Sonic Siblings

storyIt is busy times for Celtic duo Qristina and Quinn Bachand.

Qristina, who already has university degrees in biology and health sciences, is working on a Masters degree in traditional Irish music performance at the Irish World Academy World in Limerick, while Quinn is returning to Berklee College of Music in Boston this fall, studying American roots music and audio production.

With an impressive collection of awards and scholarships already under their belts, the sonic siblings spent the better part of the summer months teaching music and performing across Canada, both as a twosome and with a bigger band, in support of their most recent release Little Hinges.

Raised in Victoria, British Columbia, the pair was exposed to all manner of music from an early age.

“My father is a luthier, so we always had instruments around us,” explains Qristina during a telephone interview. “My parents were and are great facilitators. They made things happen for us.”

Quinn points out that his mother, who is their manager, is Spanish and comes from a family of flamenco dancers. Her early preference, however, was for the Irish bodhran.

“We were just naturally interested in music because they had such a collection of instruments, tapes and vinyl.”

Qristina chose a violin and began playing at the age of five. Quinn, who is five years younger, also began with the violin, at age four. Both excelled at classical violin before embracing the fiddle. Their passion for performing took off when the two joined Daniel Lapp’s BC Fiddle Orchestra.

“The social part of playing in a group always appealed to me so I never took private lessons,” notes Qristina. “Music, to me, is an extremely social thing,”

She recalls two shows that piqued her interest as a youngster.

“I went to a highly choreographed show called Barrage when I was around 10 years of age, and then my parents took me to see Natalie MacMaster in concert in Vancouver. I just fell in love with the fiddle.”

Quinn, who now plays a guitar built by his father, started his sojourn with the six-stringed instrument at the age of 10 as a way to accompany his sister.

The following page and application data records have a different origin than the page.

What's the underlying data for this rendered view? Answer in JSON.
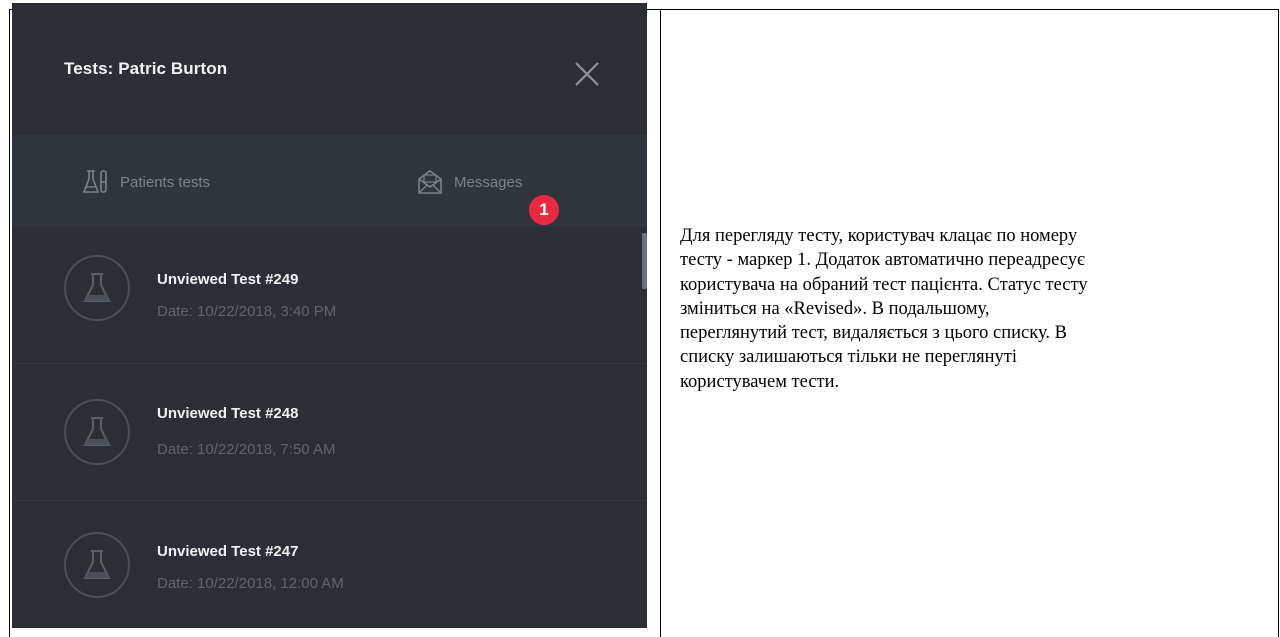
{
  "panel": {
    "title": "Tests: Patric Burton",
    "close_icon": "close-icon",
    "tabs": [
      {
        "label": "Patients tests",
        "icon": "lab-flasks-icon"
      },
      {
        "label": "Messages",
        "icon": "envelope-icon"
      }
    ],
    "tests": [
      {
        "title": "Unviewed Test #249",
        "date": "Date: 10/22/2018, 3:40 PM",
        "icon": "flask-icon"
      },
      {
        "title": "Unviewed Test #248",
        "date": "Date: 10/22/2018, 7:50 AM",
        "icon": "flask-icon"
      },
      {
        "title": "Unviewed Test #247",
        "date": "Date: 10/22/2018, 12:00 AM",
        "icon": "flask-icon"
      }
    ],
    "marker": "1",
    "colors": {
      "panel_bg": "#2b2f35",
      "marker": "#e8293f"
    }
  },
  "description": {
    "lines": [
      "Для перегляду тесту, користувач клацає по номеру",
      "тесту - маркер 1. Додаток автоматично переадресує",
      "користувача на обраний тест пацієнта. Статус тесту",
      "зміниться на «Revised». В подальшому,",
      "переглянутий тест, видаляється з цього списку. В",
      "списку залишаються тільки не переглянуті",
      "користувачем тести."
    ]
  }
}
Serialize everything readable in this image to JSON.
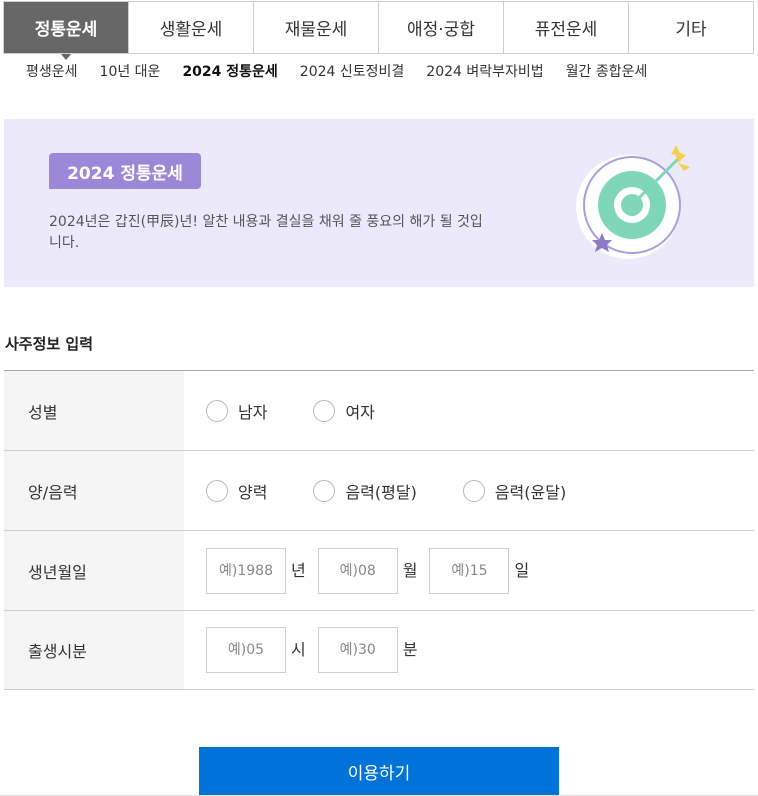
{
  "tabs": [
    {
      "label": "정통운세",
      "active": true
    },
    {
      "label": "생활운세",
      "active": false
    },
    {
      "label": "재물운세",
      "active": false
    },
    {
      "label": "애정·궁합",
      "active": false
    },
    {
      "label": "퓨전운세",
      "active": false
    },
    {
      "label": "기타",
      "active": false
    }
  ],
  "subnav": [
    {
      "label": "평생운세",
      "active": false
    },
    {
      "label": "10년 대운",
      "active": false
    },
    {
      "label": "2024 정통운세",
      "active": true
    },
    {
      "label": "2024 신토정비결",
      "active": false
    },
    {
      "label": "2024 벼락부자비법",
      "active": false
    },
    {
      "label": "월간 종합운세",
      "active": false
    }
  ],
  "banner": {
    "title": "2024 정통운세",
    "description": "2024년은 갑진(甲辰)년! 알찬 내용과 결실을 채워 줄 풍요의 해가 될 것입니다.",
    "colors": {
      "background": "#ece9fb",
      "title_bg": "#9b88d9",
      "target": "#7fd6b8",
      "arrow": "#f2d14b",
      "star": "#8a7cc7"
    }
  },
  "form": {
    "section_title": "사주정보 입력",
    "gender": {
      "label": "성별",
      "options": [
        "남자",
        "여자"
      ]
    },
    "calendar": {
      "label": "양/음력",
      "options": [
        "양력",
        "음력(평달)",
        "음력(윤달)"
      ]
    },
    "birthdate": {
      "label": "생년월일",
      "year": {
        "placeholder": "예)1988",
        "value": "",
        "unit": "년"
      },
      "month": {
        "placeholder": "예)08",
        "value": "",
        "unit": "월"
      },
      "day": {
        "placeholder": "예)15",
        "value": "",
        "unit": "일"
      }
    },
    "birthtime": {
      "label": "출생시분",
      "hour": {
        "placeholder": "예)05",
        "value": "",
        "unit": "시"
      },
      "minute": {
        "placeholder": "예)30",
        "value": "",
        "unit": "분"
      }
    }
  },
  "submit": {
    "label": "이용하기",
    "color": "#0073d9"
  }
}
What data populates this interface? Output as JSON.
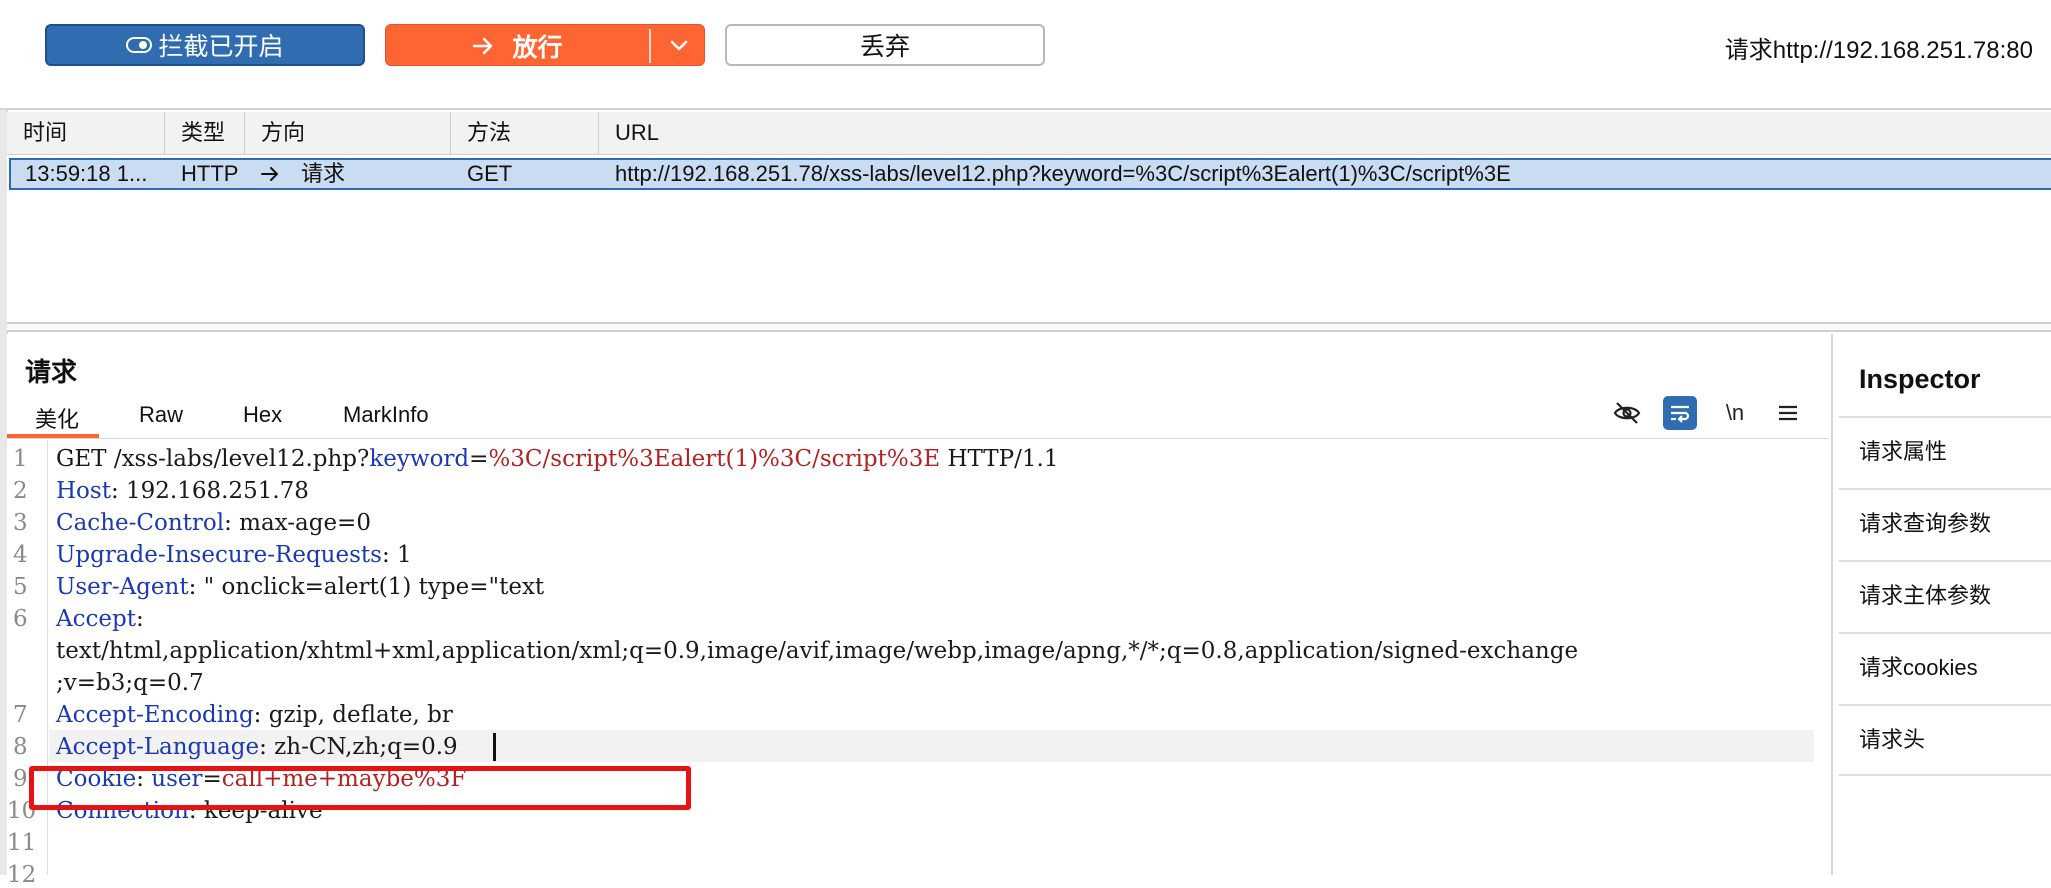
{
  "toolbar": {
    "intercept_label": "拦截已开启",
    "forward_label": "放行",
    "drop_label": "丢弃",
    "request_host": "请求http://192.168.251.78:80"
  },
  "table": {
    "headers": [
      "时间",
      "类型",
      "方向",
      "方法",
      "URL"
    ],
    "rows": [
      {
        "time": "13:59:18 1...",
        "type": "HTTP",
        "direction": "请求",
        "method": "GET",
        "url": "http://192.168.251.78/xss-labs/level12.php?keyword=%3C/script%3Ealert(1)%3C/script%3E"
      }
    ]
  },
  "request": {
    "title": "请求",
    "tabs": [
      "美化",
      "Raw",
      "Hex",
      "MarkInfo"
    ],
    "active_tab": "美化",
    "icons": [
      "hide-icon",
      "wrap-icon",
      "newline-icon",
      "menu-icon"
    ],
    "newline_label": "\\n",
    "lines": {
      "l1_method": "GET /xss-labs/level12.php?",
      "l1_param": "keyword",
      "l1_eq": "=",
      "l1_value": "%3C/script%3Ealert(1)%3C/script%3E",
      "l1_proto": " HTTP/1.1",
      "l2_key": "Host",
      "l2_val": ": 192.168.251.78",
      "l3_key": "Cache-Control",
      "l3_val": ": max-age=0",
      "l4_key": "Upgrade-Insecure-Requests",
      "l4_val": ": 1",
      "l5_key": "User-Agent",
      "l5_val": ": \" onclick=alert(1) type=\"text",
      "l6_key": "Accept",
      "l6_val": ":",
      "l6_cont1": "text/html,application/xhtml+xml,application/xml;q=0.9,image/avif,image/webp,image/apng,*/*;q=0.8,application/signed-exchange",
      "l6_cont2": ";v=b3;q=0.7",
      "l7_key": "Accept-Encoding",
      "l7_val": ": gzip, deflate, br",
      "l8_key": "Accept-Language",
      "l8_val": ": zh-CN,zh;q=0.9",
      "l9_key": "Cookie",
      "l9_sep": ": ",
      "l9_param": "user",
      "l9_eq": "=",
      "l9_value": "call+me+maybe%3F",
      "l10_key": "Connection",
      "l10_val": ": keep-alive"
    },
    "line_numbers": [
      "1",
      "2",
      "3",
      "4",
      "5",
      "6",
      "7",
      "8",
      "9",
      "10",
      "11",
      "12"
    ]
  },
  "inspector": {
    "title": "Inspector",
    "items": [
      "请求属性",
      "请求查询参数",
      "请求主体参数",
      "请求cookies",
      "请求头"
    ]
  },
  "colors": {
    "intercept_button": "#2f6cb0",
    "forward_button": "#ff6533",
    "selected_row": "#c9dcf2",
    "highlight_box": "#e81212",
    "header_key": "#1b39b0",
    "param_value": "#b22222"
  }
}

“I thought the guitar was a really cool instrument,” he shares. “It has led me to western swing and gypsy jazz, as well as Celtic music.”

Within a few years he was playing with multiple Juno Award- winning fiddlers Ashley MacIsaac and Natalie MacMaster.

“In the early days some people had issues with Ashley’s style because it wasn’t entirely traditional Cape Breton, but Qristina and I never encountered that.

“On the west coast we heard Irish, Scottish, Cape Breton and even Quebec styles, so there was no established form for us. We were, and are, open to everything.”

Quinn adds a contemporary edge to traditional Celtic melodies with unique harmonies, hard-driving strumming, inventive chord voicing, and powerful rhythmic effects. He is also the front man in the gypsy jazz band Brishen.

“I’m really inspired by Django Reinhardt. I like the old style rhythm guitar and styles made famous in France and Belgium,” he explains, adding that he also plays Irish tenor banjo, claw hammer banjo, and bouzouki.

Qrisitna’s early interest in Cape Breton fiddling was enhanced by a music exchange her mother organized.

“I was one of 12 young fiddlers to spend a week and a half in Nova Scotia. We went to the Gaelic College and to the local square dances. For the next two years I was completely captivated by the Cape Breton style.”

Her interest gradually drifted toward Irish music, but she says the performer that still inspires her the most is Scottish musician, singer and songwriter Dick Gaughan.

“I’ve decided to go with music in a bigger way and I know there is more music to digest in Ireland. It is only now I’m beginning to think in terms of a fulltime career.”

Both are enjoying teaching as well as performing.

“I’m going to be teaching with Troy McManus, one of the first Celtic guitar players I came across,” says Quinn. “He’s a legend to me so I can’t wait.”

The Bachands’ musical development is mirrored in their three albums; the first two are entirely instrumental, however Little Hinges features Qristina’s sultry vocals.

“I’ve always loved to sing but performing in festivals gave me the push I needed to add vocals,” she muses. “Quinn is also singing more and he has a great voice. We’re developing, working it out slowly.”